35,000… the number of decisions that the average person makes per day. Evaluating each of those decisions would drive all of us to drink. To preserve our mental sanity, we rely on outside forces, or triggers, that influence our decision-making and help speed up our information processing. Why should we care about these primarily subconscious triggers? Simple. A successful marketer will use these influential triggers in their favor to elicit a positive response from their target audience.
In support of this idea, researchers have examined consumer behavior and the decision-making process. Robert Cialdini, one of the most renowned researchers in this field, founded six triggers that influence our decision-making. He called them the “Weapons of Influence”.
And with all this being said, we would like to introduce…L7 Creative’s toolbox of marketing mayhem! In this toolbox, we will post a series of blog posts that will unveil all six essential psychological levers to improve your marketing and advertising initiatives. This is Part Two of our Weapons of Influence series, covering the weapon “commitment & consistency” (read Part One here).
Weapon Two: Commitment & Consistency
“Foot in the door”
You’re an avid Apple supporter. You love their products. You own an iPhone, Mac, Apple Watch and listen to iTunes on the reg. When the latest iPhone comes out, you’re the first in line. Screw Androids! Who wants an obsolete device? You’re loyal to Apple…. cuz Apple’s the bomb.
It’s no secret that Apple customers are about as loyal as they get. In fact, when iPhone owners need a new device, 92% will only purchase another iPhone. That’s some serious loyalty. What are the psychological factors driving this extreme loyalty? Commitment and consistency are in play.
Commitment is a psychological state of mind in which we feel dedication towards a person, cause, object, task, belief, the list goes on. We’ve all experienced commitment in one form or another, whether you’ve been committed to a weekly gym routine, a long-term relationship, a political belief, even a fro-yo punch card (gotta get that freebie!). The point is, commitment comes in all shapes and sizes. Where does consistency tie in? Consistency goes hand in hand with commitment. People strive to be consistent with things they have previously said or done. Nobody wants to be the person that says “I would never eat at McDonald’s” and then gets caught chowing down on a Big Mac the next week. People don’t want to lose face by contradicting their beliefs, values, or actions.
We’ve all heard the common phrase, “it takes 21 days to form a new habit”. This originated from a plastic surgeon in the 1950’s, Maxwell Maltz. He found that following an operation, it took about 21 days for patients to adjust to seeing their new face. While this statement has turned into more of a modern-day myth and been taken out of context (it’s actually a minimum of 21 days), there is still some truth here. Repetitive engagement in an activity for a duration of time will create a sense of commitment to continue engaging in that routine.
Most of us have uttered the words, “But I was so close!” It can be extremely frustrating to feel cut off or road-blocked, especially when we feel that we are so close to our goal. While there are too many considerations and variables to pinpoint an exact number of days to form a new habit, commitment is without a doubt the strongest when we are closer to our goal or we have been committed for a longer duration of time.
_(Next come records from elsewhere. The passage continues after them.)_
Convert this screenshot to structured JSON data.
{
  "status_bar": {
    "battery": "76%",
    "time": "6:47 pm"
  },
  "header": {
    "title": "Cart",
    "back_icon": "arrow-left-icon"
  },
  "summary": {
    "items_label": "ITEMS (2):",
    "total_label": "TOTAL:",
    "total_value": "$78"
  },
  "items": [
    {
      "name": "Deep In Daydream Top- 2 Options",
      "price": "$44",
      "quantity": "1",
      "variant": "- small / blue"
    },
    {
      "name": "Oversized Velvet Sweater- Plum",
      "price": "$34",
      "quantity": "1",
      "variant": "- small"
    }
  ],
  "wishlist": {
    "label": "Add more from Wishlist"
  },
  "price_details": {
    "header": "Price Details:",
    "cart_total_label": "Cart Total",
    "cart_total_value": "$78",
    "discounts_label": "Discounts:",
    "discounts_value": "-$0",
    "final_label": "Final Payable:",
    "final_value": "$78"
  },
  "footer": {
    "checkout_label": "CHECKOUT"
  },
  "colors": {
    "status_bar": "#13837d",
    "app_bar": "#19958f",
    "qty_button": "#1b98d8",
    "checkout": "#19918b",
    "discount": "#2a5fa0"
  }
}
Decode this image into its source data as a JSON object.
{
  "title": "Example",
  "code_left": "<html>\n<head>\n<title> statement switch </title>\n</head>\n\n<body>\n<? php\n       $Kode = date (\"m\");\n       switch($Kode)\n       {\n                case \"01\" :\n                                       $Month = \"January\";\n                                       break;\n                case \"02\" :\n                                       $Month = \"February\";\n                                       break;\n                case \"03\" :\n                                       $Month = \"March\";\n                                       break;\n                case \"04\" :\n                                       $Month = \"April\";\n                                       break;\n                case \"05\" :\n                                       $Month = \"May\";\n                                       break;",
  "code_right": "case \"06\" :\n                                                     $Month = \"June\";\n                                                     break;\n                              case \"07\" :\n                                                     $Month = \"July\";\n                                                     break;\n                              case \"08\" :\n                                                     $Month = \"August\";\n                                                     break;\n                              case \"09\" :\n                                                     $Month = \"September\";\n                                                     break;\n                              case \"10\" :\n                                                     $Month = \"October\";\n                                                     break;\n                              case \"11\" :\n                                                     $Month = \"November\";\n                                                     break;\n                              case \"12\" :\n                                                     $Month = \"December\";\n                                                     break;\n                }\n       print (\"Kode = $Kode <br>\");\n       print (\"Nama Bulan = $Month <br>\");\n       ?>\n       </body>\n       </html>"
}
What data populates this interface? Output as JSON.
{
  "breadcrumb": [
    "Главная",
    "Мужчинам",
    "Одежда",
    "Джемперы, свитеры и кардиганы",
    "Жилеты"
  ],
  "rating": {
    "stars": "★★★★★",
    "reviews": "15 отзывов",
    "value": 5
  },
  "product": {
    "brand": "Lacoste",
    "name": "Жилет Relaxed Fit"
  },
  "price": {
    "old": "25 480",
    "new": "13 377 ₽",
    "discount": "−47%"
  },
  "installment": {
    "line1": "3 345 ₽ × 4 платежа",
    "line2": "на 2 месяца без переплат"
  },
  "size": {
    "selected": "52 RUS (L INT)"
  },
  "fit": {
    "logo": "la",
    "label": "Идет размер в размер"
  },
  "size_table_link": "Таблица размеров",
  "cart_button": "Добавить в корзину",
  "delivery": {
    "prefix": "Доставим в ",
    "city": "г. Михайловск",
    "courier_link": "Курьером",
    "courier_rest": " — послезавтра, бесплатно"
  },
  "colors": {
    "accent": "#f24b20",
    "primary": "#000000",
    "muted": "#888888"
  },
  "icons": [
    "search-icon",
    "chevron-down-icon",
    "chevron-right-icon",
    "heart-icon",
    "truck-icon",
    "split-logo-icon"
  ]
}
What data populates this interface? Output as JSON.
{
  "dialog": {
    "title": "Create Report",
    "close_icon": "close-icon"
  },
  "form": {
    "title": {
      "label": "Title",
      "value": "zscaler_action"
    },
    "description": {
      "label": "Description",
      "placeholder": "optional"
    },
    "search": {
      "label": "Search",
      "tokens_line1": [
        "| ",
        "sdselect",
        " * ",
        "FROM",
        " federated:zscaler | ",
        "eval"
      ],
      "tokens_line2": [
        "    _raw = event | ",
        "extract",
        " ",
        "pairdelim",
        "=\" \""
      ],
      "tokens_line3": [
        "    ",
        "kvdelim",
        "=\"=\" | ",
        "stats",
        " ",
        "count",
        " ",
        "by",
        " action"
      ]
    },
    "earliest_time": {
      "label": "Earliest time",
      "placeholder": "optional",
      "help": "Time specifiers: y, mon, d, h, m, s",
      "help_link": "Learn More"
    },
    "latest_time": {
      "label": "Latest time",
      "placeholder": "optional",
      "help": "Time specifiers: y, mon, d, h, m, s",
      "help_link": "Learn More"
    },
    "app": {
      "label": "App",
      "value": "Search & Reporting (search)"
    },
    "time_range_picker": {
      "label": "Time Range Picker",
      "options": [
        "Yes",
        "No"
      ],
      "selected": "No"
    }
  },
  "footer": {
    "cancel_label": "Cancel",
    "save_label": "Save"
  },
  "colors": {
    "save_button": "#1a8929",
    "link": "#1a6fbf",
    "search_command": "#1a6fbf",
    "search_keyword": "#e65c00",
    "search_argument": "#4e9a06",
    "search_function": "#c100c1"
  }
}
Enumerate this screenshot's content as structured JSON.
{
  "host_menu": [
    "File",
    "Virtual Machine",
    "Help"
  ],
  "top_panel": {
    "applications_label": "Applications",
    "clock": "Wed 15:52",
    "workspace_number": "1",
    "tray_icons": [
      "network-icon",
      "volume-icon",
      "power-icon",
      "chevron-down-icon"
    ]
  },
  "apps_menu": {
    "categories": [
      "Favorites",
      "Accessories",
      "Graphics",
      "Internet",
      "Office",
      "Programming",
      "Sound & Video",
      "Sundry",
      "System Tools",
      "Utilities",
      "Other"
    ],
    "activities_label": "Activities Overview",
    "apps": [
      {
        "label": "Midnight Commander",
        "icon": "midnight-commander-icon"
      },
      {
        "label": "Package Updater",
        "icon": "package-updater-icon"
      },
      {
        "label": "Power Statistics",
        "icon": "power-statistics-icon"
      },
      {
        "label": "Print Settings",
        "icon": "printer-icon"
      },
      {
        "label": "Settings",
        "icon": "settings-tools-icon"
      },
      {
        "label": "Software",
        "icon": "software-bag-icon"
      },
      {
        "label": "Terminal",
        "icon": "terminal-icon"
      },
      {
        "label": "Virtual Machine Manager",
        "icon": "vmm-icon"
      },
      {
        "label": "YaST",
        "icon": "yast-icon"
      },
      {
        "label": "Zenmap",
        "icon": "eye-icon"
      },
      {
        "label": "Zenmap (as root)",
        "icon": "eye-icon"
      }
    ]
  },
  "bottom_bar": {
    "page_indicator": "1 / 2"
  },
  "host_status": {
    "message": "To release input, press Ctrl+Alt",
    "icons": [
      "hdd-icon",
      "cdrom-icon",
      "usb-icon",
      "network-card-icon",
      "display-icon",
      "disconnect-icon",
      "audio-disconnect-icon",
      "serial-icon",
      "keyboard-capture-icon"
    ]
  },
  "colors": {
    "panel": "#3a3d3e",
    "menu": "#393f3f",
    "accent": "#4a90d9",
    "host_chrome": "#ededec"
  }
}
Implications for Marketers
Moving forward, what are the implications for marketers? How can we optimize our marketing efforts by using commitment and a person’s need to be consistent?
It is important for marketers to ensure their customers continue to feel committed to your brand. One of these “commitment maintaining” methods include loyalty cards (the more they use/spend, the more they get). Loyalty cards can be extremely effective, especially if you give your customers a bit of a head start. This puts them a few steps closer to receiving their freebie and strengthens their commitment to your company.
Encouraging public commitments to your brand (for example, asking your customers to post something on their social media relating to your brand) can be effective because it appeals to their need to be consistent. They have now publicly announced their support of your brand and they will want to stick to that belief.
Smaller & Easier Requests
People have a hard time agreeing to big commitments, especially with things that are unfamiliar. Think back to the Apple example… it would be a stretch to ask an Apple user to choose the latest Samsung over the iPhone 8. But you can make their decisions easier by making the commitments smaller and by showing the customer the “exit sign”. A few of the ways this can be done are by giving customers the option to return the product, free trials, or the opportunity to cancel a membership. As a matter of fact, providing a return policy that makes it easy for customers can increase revenue and customer loyalty by roughly 21%. Case and point, Nordstrom, which has ranked as the US’s favorite fashion retailer for the fifth year in a row, is known for their lenient return policy.
With all this being said, it is beneficial to understand the psychological underlyings of commitment and consistency because it impacts a consumer’s perception of your brand’s offering. You can create loyal customers by implementing strategies that utilize the principles of commitment and consistency.
Stay tuned for our next post in this series where we will cover the marketing insights and implications of the weapon, “Scarcity”.
By: Christina Gineris